How to ensure your software audit service provider is up to the job.
There has been a rash of business start-ups, which call themselves 'experts', jumping on the millennium bug bandwagon. As a result, the risk that companies will be disappointed by the service levels and results they receive - and overcharged in the process - has increased. At the Federation Against Software Theft (FAST), we are taking numerous calls from businesses which have been dissatisfied with the service they have received so far, and ask us for help.
So, here are a few tips to differentiate the reputable audit service provider from the unscrupulous. You should draw up an agreement with your chosen Year 2000 partner. In it, make sure they confirm in writing that:
- They have accepted an assignment they are qualified to undertake
- The team assigned to the task is competent, knowledgeable and properly managed to handle your Year 2000 project
- They respect the confidentiality of all client information before, during and after the assignment
- They will refuse any form of inducement that might impair objectivity
- They will exercise good management by careful planning, regular progress reviews and effective controls
- They will provide accurate and timely documentation
- They will carry out the work in accordance with the agreed quotation
- They comply at all times with your health and safety regulations
- They respect your premises and property and hold a valid insurance for third-party liability

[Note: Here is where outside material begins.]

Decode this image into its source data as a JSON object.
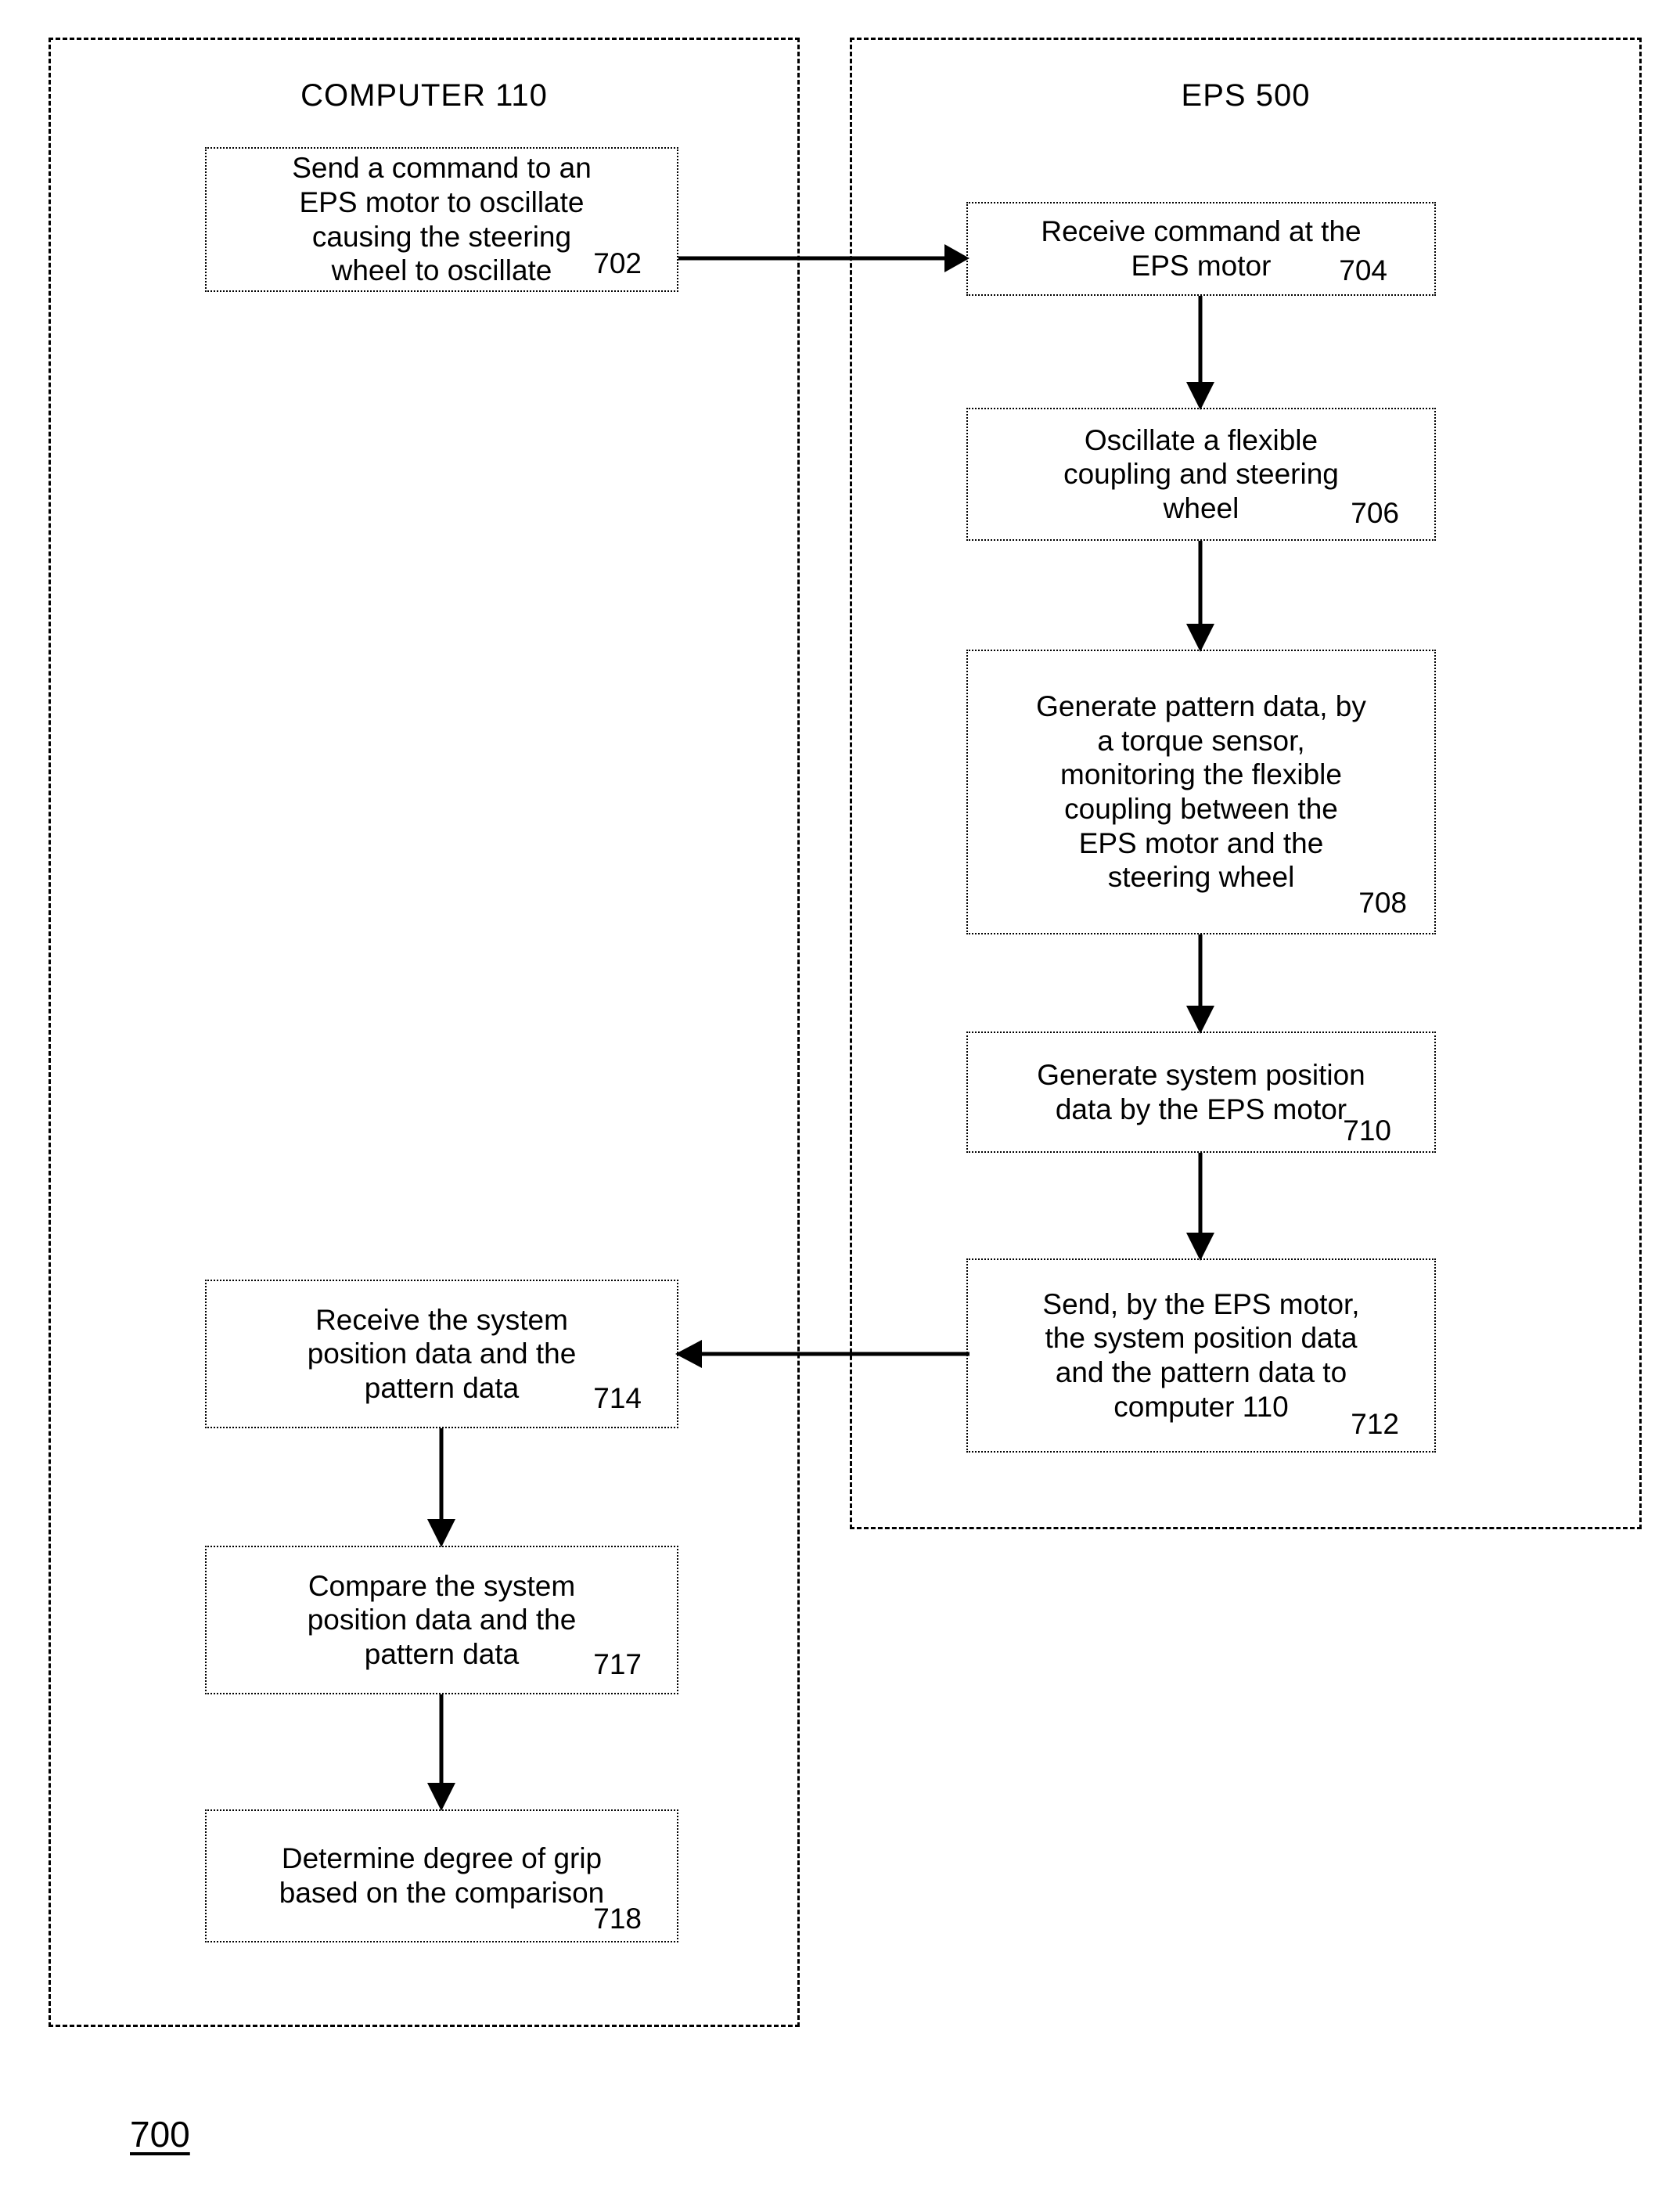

Most importantly, they should confirm in writing the objective, scope of work, responsibilities and fees payable prior to commencing the audit. If they quibble over any of the above, look elsewhere.
Software management, auditing and the Year 2000 are inextricably linked and should be treated as a whole. By implementing and maintaining a legal software management policy, companies can not only ensure they remain within the law as far as software licences are concerned, but are in a much stronger position to achieve Year 2000 software compliance. Make sure that your Year 2000 partner gives you this perspective.
If you are unsure where to look for an audit service provider, contact FAST for a listing of companies that have signed its Code of Conduct.
Alternatively, the Government has put together a useful web site to help businesses get started with the millennium bug issue - see www.bug2000.co.uk or call the hotline 0845 6012000. The web site contains a listing of companies that have agreed to abide by the Computer Software and Services Association (CSSA) Code of Practice.
Geoff Webster is chief executive of the Federation Against Software Theft, 01753 527999.